## What you are asked to do
Where a line below holds the string "IDES", copy that line.

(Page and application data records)
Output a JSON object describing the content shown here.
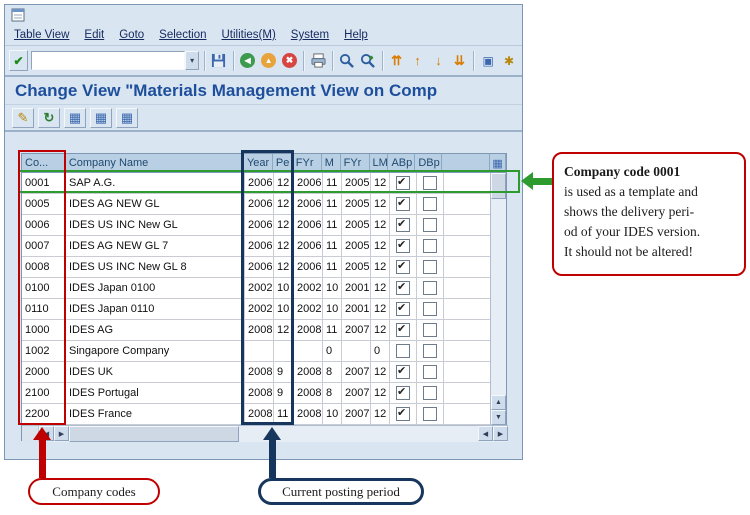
{
  "window": {
    "menu_items": [
      "Table View",
      "Edit",
      "Goto",
      "Selection",
      "Utilities(M)",
      "System",
      "Help"
    ],
    "toolbar": {
      "command_field_value": "",
      "glyphs": {
        "enter": "✔",
        "dropdown": "▾",
        "back": "◀",
        "exit": "▲",
        "cancel": "✖",
        "first_page": "⇈",
        "prev_page": "↑",
        "next_page": "↓",
        "last_page": "⇊",
        "new_session": "▣",
        "shortcut": "✱"
      }
    },
    "screen_title": "Change View \"Materials Management View on Comp",
    "app_toolbar": {
      "glyphs": {
        "display_change": "✎",
        "refresh": "↻",
        "table1": "▦",
        "table2": "▦",
        "table3": "▦"
      }
    },
    "table": {
      "columns": [
        "Co...",
        "Company Name",
        "Year",
        "Pe",
        "FYr",
        "M",
        "FYr",
        "LM",
        "ABp",
        "DBp"
      ],
      "config_glyph": "▦",
      "rows": [
        {
          "co": "0001",
          "name": "SAP A.G.",
          "year": "2006",
          "pe": "12",
          "fyr1": "2006",
          "m": "11",
          "fyr2": "2005",
          "lm": "12",
          "abp": true,
          "dbp": false
        },
        {
          "co": "0005",
          "name": "IDES AG NEW GL",
          "year": "2006",
          "pe": "12",
          "fyr1": "2006",
          "m": "11",
          "fyr2": "2005",
          "lm": "12",
          "abp": true,
          "dbp": false
        },
        {
          "co": "0006",
          "name": "IDES US INC New GL",
          "year": "2006",
          "pe": "12",
          "fyr1": "2006",
          "m": "11",
          "fyr2": "2005",
          "lm": "12",
          "abp": true,
          "dbp": false
        },
        {
          "co": "0007",
          "name": "IDES AG NEW GL 7",
          "year": "2006",
          "pe": "12",
          "fyr1": "2006",
          "m": "11",
          "fyr2": "2005",
          "lm": "12",
          "abp": true,
          "dbp": false
        },
        {
          "co": "0008",
          "name": "IDES US INC New GL 8",
          "year": "2006",
          "pe": "12",
          "fyr1": "2006",
          "m": "11",
          "fyr2": "2005",
          "lm": "12",
          "abp": true,
          "dbp": false
        },
        {
          "co": "0100",
          "name": "IDES Japan 0100",
          "year": "2002",
          "pe": "10",
          "fyr1": "2002",
          "m": "10",
          "fyr2": "2001",
          "lm": "12",
          "abp": true,
          "dbp": false
        },
        {
          "co": "0110",
          "name": "IDES Japan 0110",
          "year": "2002",
          "pe": "10",
          "fyr1": "2002",
          "m": "10",
          "fyr2": "2001",
          "lm": "12",
          "abp": true,
          "dbp": false
        },
        {
          "co": "1000",
          "name": "IDES AG",
          "year": "2008",
          "pe": "12",
          "fyr1": "2008",
          "m": "11",
          "fyr2": "2007",
          "lm": "12",
          "abp": true,
          "dbp": false
        },
        {
          "co": "1002",
          "name": "Singapore Company",
          "year": "",
          "pe": "",
          "fyr1": "",
          "m": "0",
          "fyr2": "",
          "lm": "0",
          "abp": false,
          "dbp": false
        },
        {
          "co": "2000",
          "name": "IDES UK",
          "year": "2008",
          "pe": "9",
          "fyr1": "2008",
          "m": "8",
          "fyr2": "2007",
          "lm": "12",
          "abp": true,
          "dbp": false
        },
        {
          "co": "2100",
          "name": "IDES Portugal",
          "year": "2008",
          "pe": "9",
          "fyr1": "2008",
          "m": "8",
          "fyr2": "2007",
          "lm": "12",
          "abp": true,
          "dbp": false
        },
        {
          "co": "2200",
          "name": "IDES France",
          "year": "2008",
          "pe": "11",
          "fyr1": "2008",
          "m": "10",
          "fyr2": "2007",
          "lm": "12",
          "abp": true,
          "dbp": false
        }
      ]
    },
    "scrollbar_glyphs": {
      "up": "▲",
      "down": "▼",
      "left": "◀",
      "right": "▶"
    }
  },
  "annotations": {
    "template_note": {
      "title": "Company code 0001",
      "lines": [
        "is used as a template and",
        "shows the delivery peri-",
        "od of your IDES version.",
        "It should not be altered!"
      ]
    },
    "company_codes_label": "Company codes",
    "posting_period_label": "Current posting period",
    "colors": {
      "red": "#bf0000",
      "green": "#2e9b2e",
      "navy": "#17365d",
      "title_blue": "#1e4f9c"
    }
  }
}
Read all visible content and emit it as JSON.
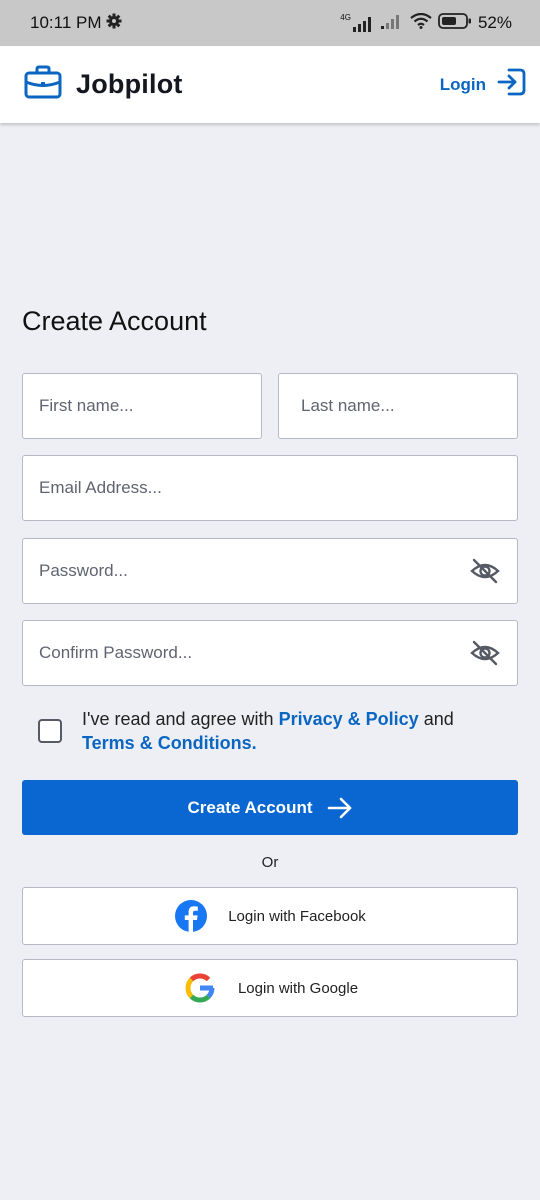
{
  "status_bar": {
    "time": "10:11 PM",
    "network": "4G",
    "battery": "52%"
  },
  "header": {
    "brand": "Jobpilot",
    "login_label": "Login"
  },
  "form": {
    "title": "Create Account",
    "first_name_placeholder": "First name...",
    "last_name_placeholder": "Last name...",
    "email_placeholder": "Email Address...",
    "password_placeholder": "Password...",
    "confirm_password_placeholder": "Confirm Password...",
    "agree_prefix": "I've read and agree with",
    "privacy_link": "Privacy & Policy",
    "agree_and": "and",
    "terms_link": "Terms & Conditions.",
    "submit_label": "Create Account"
  },
  "social": {
    "or_label": "Or",
    "facebook_label": "Login with Facebook",
    "google_label": "Login with Google"
  },
  "colors": {
    "accent": "#0a66d0",
    "page_background": "#edeff4",
    "status_bar_background": "#c8c8c8",
    "facebook_blue": "#1877f2"
  },
  "icons": {
    "brand": "briefcase-icon",
    "login": "login-arrow-icon",
    "password_toggle": "eye-off-icon",
    "submit": "arrow-right-icon",
    "facebook": "facebook-logo-icon",
    "google": "google-logo-icon"
  }
}
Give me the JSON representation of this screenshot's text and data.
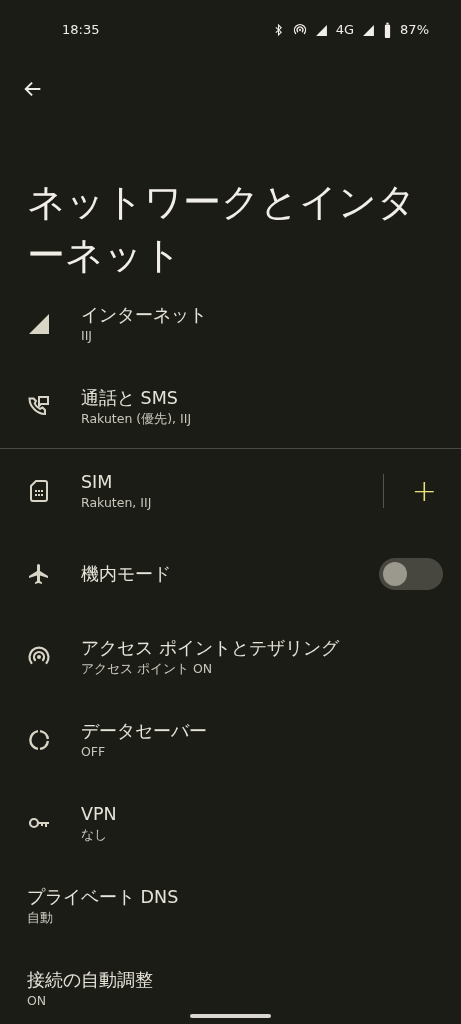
{
  "status_bar": {
    "time": "18:35",
    "network": "4G",
    "battery": "87%"
  },
  "title": "ネットワークとインターネット",
  "groups": [
    {
      "items": [
        {
          "kind": "signal",
          "title": "インターネット",
          "subtitle": "IIJ"
        },
        {
          "kind": "call-sms",
          "title": "通話と SMS",
          "subtitle": "Rakuten (優先), IIJ"
        }
      ]
    },
    {
      "items": [
        {
          "kind": "sim",
          "title": "SIM",
          "subtitle": "Rakuten, IIJ",
          "action": "+"
        },
        {
          "kind": "airplane",
          "title": "機内モード",
          "toggle": {
            "on": false
          }
        },
        {
          "kind": "hotspot",
          "title": "アクセス ポイントとテザリング",
          "subtitle": "アクセス ポイント ON"
        },
        {
          "kind": "data-saver",
          "title": "データセーバー",
          "subtitle": "OFF"
        },
        {
          "kind": "key",
          "title": "VPN",
          "subtitle": "なし"
        },
        {
          "title": "プライベート DNS",
          "subtitle": "自動"
        },
        {
          "title": "接続の自動調整",
          "subtitle": "ON"
        }
      ]
    }
  ]
}
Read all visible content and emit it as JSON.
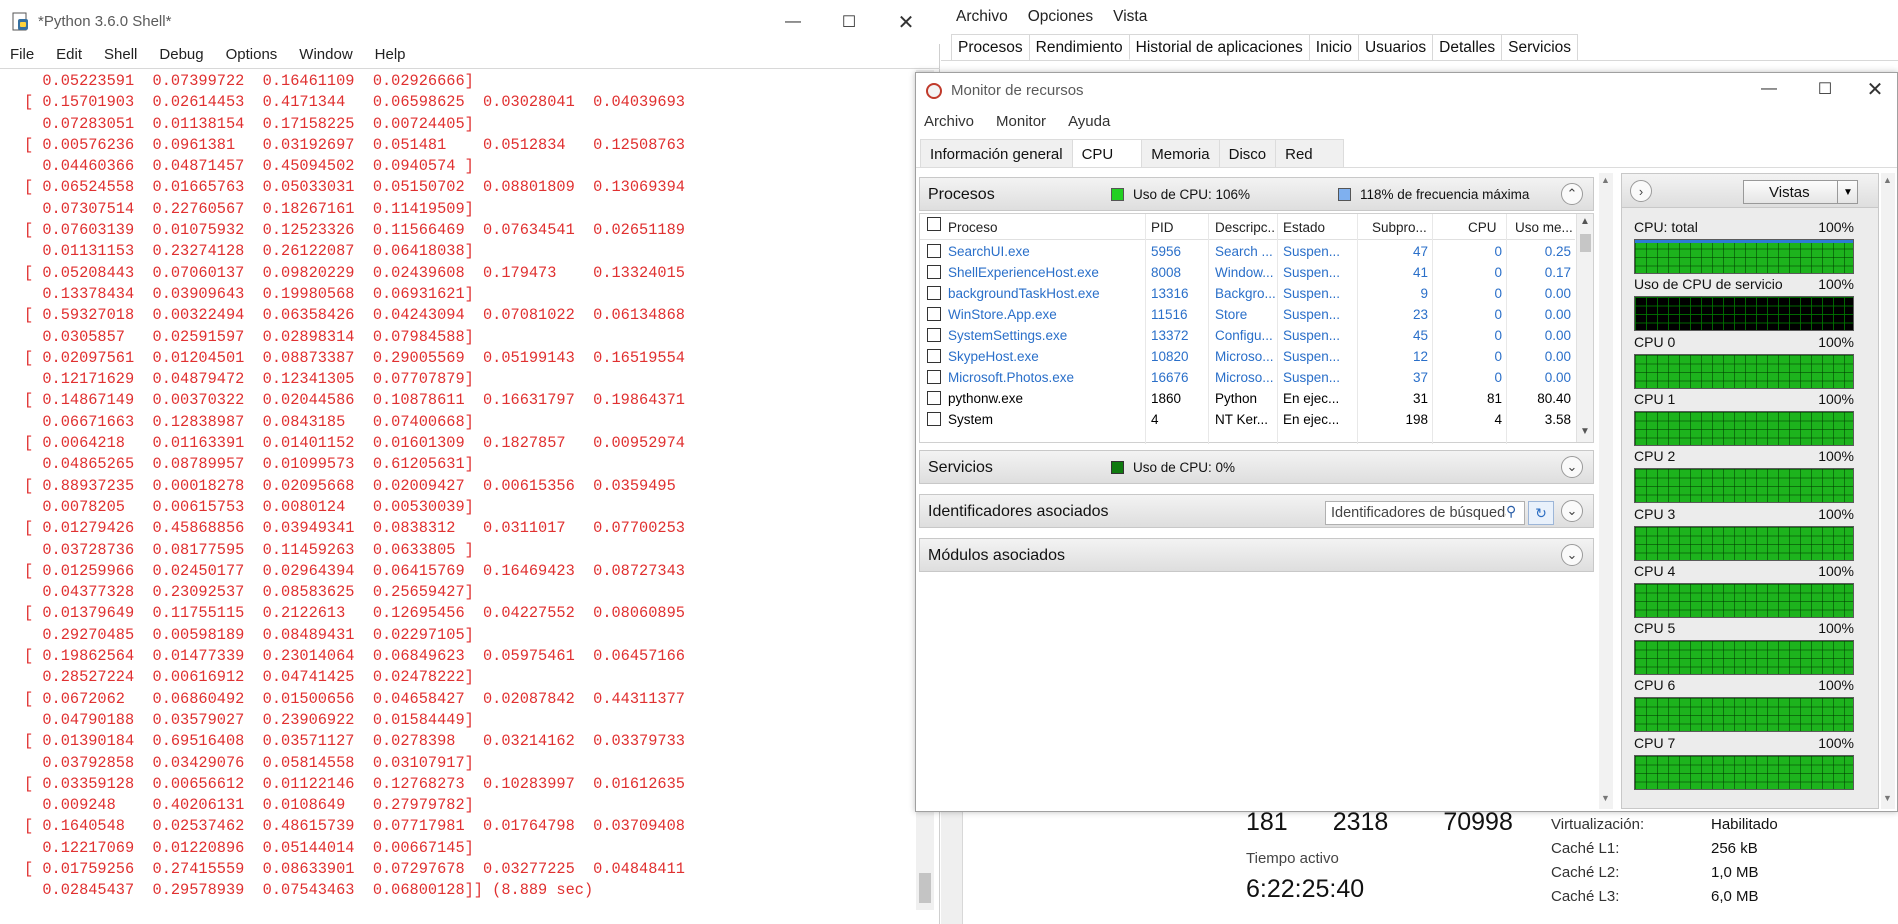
{
  "idle": {
    "title": "*Python 3.6.0 Shell*",
    "menu": [
      "File",
      "Edit",
      "Shell",
      "Debug",
      "Options",
      "Window",
      "Help"
    ],
    "output_lines": [
      "  0.05223591  0.07399722  0.16461109  0.02926666]",
      "[ 0.15701903  0.02614453  0.4171344   0.06598625  0.03028041  0.04039693",
      "  0.07283051  0.01138154  0.17158225  0.00724405]",
      "[ 0.00576236  0.0961381   0.03192697  0.051481    0.0512834   0.12508763",
      "  0.04460366  0.04871457  0.45094502  0.0940574 ]",
      "[ 0.06524558  0.01665763  0.05033031  0.05150702  0.08801809  0.13069394",
      "  0.07307514  0.22760567  0.18267161  0.11419509]",
      "[ 0.07603139  0.01075932  0.12523326  0.11566469  0.07634541  0.02651189",
      "  0.01131153  0.23274128  0.26122087  0.06418038]",
      "[ 0.05208443  0.07060137  0.09820229  0.02439608  0.179473    0.13324015",
      "  0.13378434  0.03909643  0.19980568  0.06931621]",
      "[ 0.59327018  0.00322494  0.06358426  0.04243094  0.07081022  0.06134868",
      "  0.0305857   0.02591597  0.02898314  0.07984588]",
      "[ 0.02097561  0.01204501  0.08873387  0.29005569  0.05199143  0.16519554",
      "  0.12171629  0.04879472  0.12341305  0.07707879]",
      "[ 0.14867149  0.00370322  0.02044586  0.10878611  0.16631797  0.19864371",
      "  0.06671663  0.12838987  0.0843185   0.07400668]",
      "[ 0.0064218   0.01163391  0.01401152  0.01601309  0.1827857   0.00952974",
      "  0.04865265  0.08789957  0.01099573  0.61205631]",
      "[ 0.88937235  0.00018278  0.02095668  0.02009427  0.00615356  0.0359495",
      "  0.0078205   0.00615753  0.0080124   0.00530039]",
      "[ 0.01279426  0.45868856  0.03949341  0.0838312   0.0311017   0.07700253",
      "  0.03728736  0.08177595  0.11459263  0.0633805 ]",
      "[ 0.01259966  0.02450177  0.02964394  0.06415769  0.16469423  0.08727343",
      "  0.04377328  0.23092537  0.08583625  0.25659427]",
      "[ 0.01379649  0.11755115  0.2122613   0.12695456  0.04227552  0.08060895",
      "  0.29270485  0.00598189  0.08489431  0.02297105]",
      "[ 0.19862564  0.01477339  0.23014064  0.06849623  0.05975461  0.06457166",
      "  0.28527224  0.00616912  0.04741425  0.02478222]",
      "[ 0.0672062   0.06860492  0.01500656  0.04658427  0.02087842  0.44311377",
      "  0.04790188  0.03579027  0.23906922  0.01584449]",
      "[ 0.01390184  0.69516408  0.03571127  0.0278398   0.03214162  0.03379733",
      "  0.03792858  0.03429076  0.05814558  0.03107917]",
      "[ 0.03359128  0.00656612  0.01122146  0.12768273  0.10283997  0.01612635",
      "  0.009248    0.40206131  0.0108649   0.27979782]",
      "[ 0.1640548   0.02537462  0.48615739  0.07717981  0.01764798  0.03709408",
      "  0.12217069  0.01220896  0.05144014  0.00667145]",
      "[ 0.01759256  0.27415559  0.08633901  0.07297678  0.03277225  0.04848411",
      "  0.02845437  0.29578939  0.07543463  0.06800128]] (8.889 sec)"
    ]
  },
  "task_manager": {
    "menu": [
      "Archivo",
      "Opciones",
      "Vista"
    ],
    "tabs": [
      "Procesos",
      "Rendimiento",
      "Historial de aplicaciones",
      "Inicio",
      "Usuarios",
      "Detalles",
      "Servicios"
    ],
    "selected_tab": "Rendimiento",
    "stats": [
      "181",
      "2318",
      "70998"
    ],
    "uptime_label": "Tiempo activo",
    "uptime": "6:22:25:40",
    "specs": [
      {
        "label": "Virtualización:",
        "value": "Habilitado"
      },
      {
        "label": "Caché L1:",
        "value": "256 kB"
      },
      {
        "label": "Caché L2:",
        "value": "1,0 MB"
      },
      {
        "label": "Caché L3:",
        "value": "6,0 MB"
      }
    ]
  },
  "resource_monitor": {
    "title": "Monitor de recursos",
    "menu": [
      "Archivo",
      "Monitor",
      "Ayuda"
    ],
    "tabs": [
      "Información general",
      "CPU",
      "Memoria",
      "Disco",
      "Red"
    ],
    "selected_tab": "CPU",
    "processes": {
      "title": "Procesos",
      "cpu_usage": "Uso de CPU: 106%",
      "max_freq": "118% de frecuencia máxima",
      "cpu_color": "#22d022",
      "freq_color": "#7fb0ef",
      "columns": [
        "Proceso",
        "PID",
        "Descripc...",
        "Estado",
        "Subpro...",
        "CPU",
        "Uso me..."
      ],
      "rows": [
        {
          "name": "SearchUI.exe",
          "pid": "5956",
          "desc": "Search ...",
          "state": "Suspen...",
          "threads": "47",
          "cpu": "0",
          "avg": "0.25",
          "suspended": true
        },
        {
          "name": "ShellExperienceHost.exe",
          "pid": "8008",
          "desc": "Window...",
          "state": "Suspen...",
          "threads": "41",
          "cpu": "0",
          "avg": "0.17",
          "suspended": true
        },
        {
          "name": "backgroundTaskHost.exe",
          "pid": "13316",
          "desc": "Backgro...",
          "state": "Suspen...",
          "threads": "9",
          "cpu": "0",
          "avg": "0.00",
          "suspended": true
        },
        {
          "name": "WinStore.App.exe",
          "pid": "11516",
          "desc": "Store",
          "state": "Suspen...",
          "threads": "23",
          "cpu": "0",
          "avg": "0.00",
          "suspended": true
        },
        {
          "name": "SystemSettings.exe",
          "pid": "13372",
          "desc": "Configu...",
          "state": "Suspen...",
          "threads": "45",
          "cpu": "0",
          "avg": "0.00",
          "suspended": true
        },
        {
          "name": "SkypeHost.exe",
          "pid": "10820",
          "desc": "Microso...",
          "state": "Suspen...",
          "threads": "12",
          "cpu": "0",
          "avg": "0.00",
          "suspended": true
        },
        {
          "name": "Microsoft.Photos.exe",
          "pid": "16676",
          "desc": "Microso...",
          "state": "Suspen...",
          "threads": "37",
          "cpu": "0",
          "avg": "0.00",
          "suspended": true
        },
        {
          "name": "pythonw.exe",
          "pid": "1860",
          "desc": "Python",
          "state": "En ejec...",
          "threads": "31",
          "cpu": "81",
          "avg": "80.40",
          "suspended": false
        },
        {
          "name": "System",
          "pid": "4",
          "desc": "NT Ker...",
          "state": "En ejec...",
          "threads": "198",
          "cpu": "4",
          "avg": "3.58",
          "suspended": false
        }
      ]
    },
    "services": {
      "title": "Servicios",
      "cpu_usage": "Uso de CPU: 0%",
      "color": "#0f7a0f"
    },
    "handles": {
      "title": "Identificadores asociados",
      "search_placeholder": "Identificadores de búsqueda"
    },
    "modules": {
      "title": "Módulos asociados"
    },
    "views_label": "Vistas",
    "graphs": [
      {
        "label": "CPU: total",
        "value": "100%",
        "state": "full-blue"
      },
      {
        "label": "Uso de CPU de servicio",
        "value": "100%",
        "state": "empty"
      },
      {
        "label": "CPU 0",
        "value": "100%",
        "state": "full"
      },
      {
        "label": "CPU 1",
        "value": "100%",
        "state": "full"
      },
      {
        "label": "CPU 2",
        "value": "100%",
        "state": "full"
      },
      {
        "label": "CPU 3",
        "value": "100%",
        "state": "full"
      },
      {
        "label": "CPU 4",
        "value": "100%",
        "state": "full"
      },
      {
        "label": "CPU 5",
        "value": "100%",
        "state": "full"
      },
      {
        "label": "CPU 6",
        "value": "100%",
        "state": "full"
      },
      {
        "label": "CPU 7",
        "value": "100%",
        "state": "full"
      }
    ]
  }
}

## Solution below
          "name": "IDES AG NEW GL",
          "name": "IDES US INC New GL",
          "name": "IDES AG NEW GL 7",
          "name": "IDES US INC New GL 8",
          "name": "IDES Japan 0100",
          "name": "IDES Japan 0110",
          "name": "IDES AG",
          "name": "IDES UK",
          "name": "IDES Portugal",
          "name": "IDES France",
        "od of your IDES version.",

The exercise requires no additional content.